The boy knows he is a man when he can see not only what is in front of him, but what he's going to make of it.

Tuesday, March 10, 2009

My automobile's cooling system and its plastic parts

I've learned a lot about my car's cooling system over the past couple of weeks. There's nothing like the prospect of a melted engine to focus the mind. Typically, I would be content to leave it to the mechanic, but the cooling system has many moving parts, and I'm the one who sees firsthand all the symptoms when driving it in various situations.

At the very least, anyone in my position would have to take careful note of which circumstances triggered certain events. Such diagnostic tips can help the mechanic narrow things down so that he won't charge you as much for diagnosing the problem. Ideally, we'd also prefer that he fix everything that's wrong with a component as vital as the cooling system.

I've had to watch the reading on the temperature sensor, for one. The key is to never let the needle hit the red zone at the top of the temperature gauge. If it does, your engine's head gasket and other crucial parts are in critical danger of melting, distorting, or breaking.
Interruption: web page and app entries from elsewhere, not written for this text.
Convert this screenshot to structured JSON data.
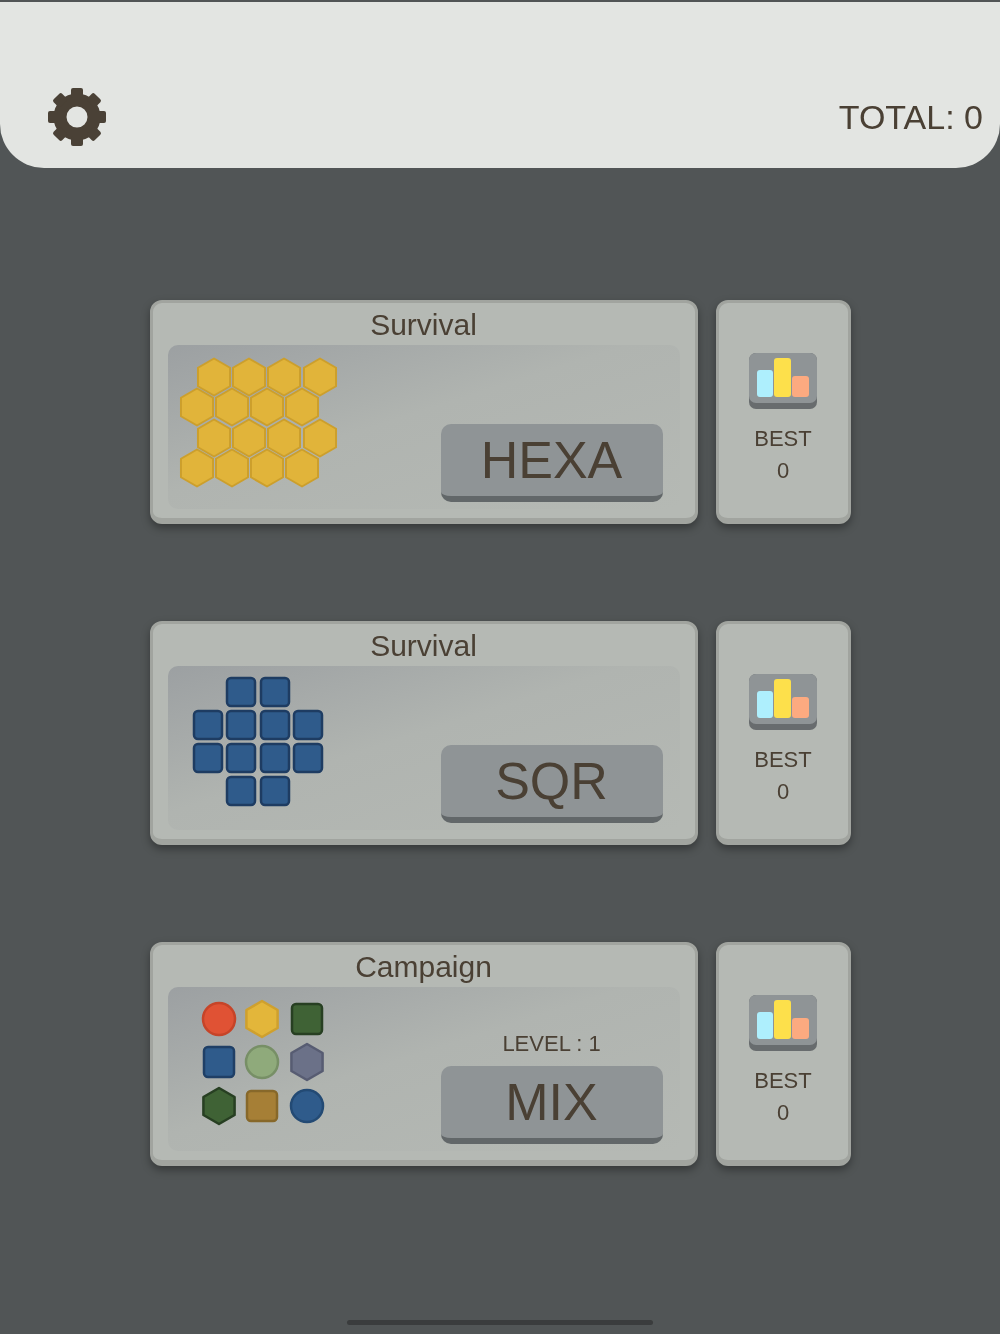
{
  "header": {
    "total": "TOTAL: 0"
  },
  "modes": [
    {
      "kind": "hexa",
      "title": "Survival",
      "button": "HEXA",
      "best_label": "BEST",
      "best_score": "0"
    },
    {
      "kind": "square",
      "title": "Survival",
      "button": "SQR",
      "best_label": "BEST",
      "best_score": "0"
    },
    {
      "kind": "mix",
      "title": "Campaign",
      "level_text": "LEVEL : 1",
      "button": "MIX",
      "best_label": "BEST",
      "best_score": "0"
    }
  ]
}
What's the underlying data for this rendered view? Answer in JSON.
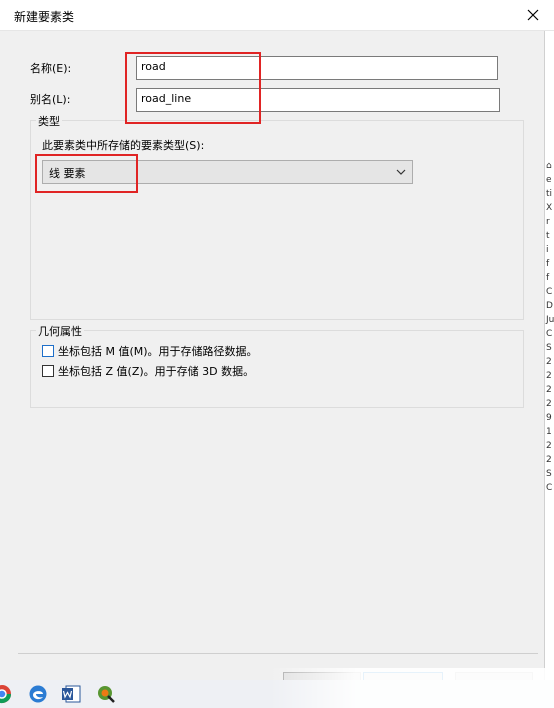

The repairs for those problems are much more expensive than those to the cooling system.

When I went to the mechanic this morning, I took in various observations that would help him narrow down the problem and know where to look. I noticed that the fans were going full speed because of the higher running temperature, so I told him that the fans were extremely loud after a short drive. From various sources online, I made sure to observe any difference between city driving and high speed freeway driving, but there was none, so this meant there was one less option to consider.

With the cooling system in my car, things have been failing left and right in a sort of chain reaction as the increased running temperature of the car's engine puts a lot of parts under extra stress. Whatever parts failed and needed replacing were just worn out and should have been replaced long ago. Rubber rings had become as hard as plastic. One plastic pipe had become so brittle from age that it broke off; I had to re-fasten the hose clamp just to keep the engine running cool enough to drive to the mechanic. Metal parts such as the thermostat housing and the water pump showed signs of corrosion; in the case of the thermostat, it wouldn't open to let coolant flow as it should.

The mechanic told me some interesting tidbits while we were ruminating aloud on the absurdity of car makers — including Daimler and BMW — using so many plastic parts all over the cooling system. According to him, the move towards plastic parts is justified by lower cost of materials and making the car lighter so the engine doesn't have to pull as much weight. One thing he observed was the increasing failure rate of newer cars — and he said it wasn't unusual for people with new cars still under warranty to come to his shop with worn out plastic parts.

Suffice it to say, that made me very hesitant about paying a premium for a newer model Mercedes-Benz or a BMW. If I end up buying a new car soon, it may well be a Hyundai, a Honda, or a Toyota. If everyone's using plastic parts, I may as well pay less.

In any case, I'm surprised that my old car has lasted this long, considering the long distances I drive on a regular basis. It's a 1996 Mercedes-Benz C220. I've been very fortunate to have the car running within its prescribed temperature limits, despite all the hand-wringing and pulling over to the side of the road, fraught with worry.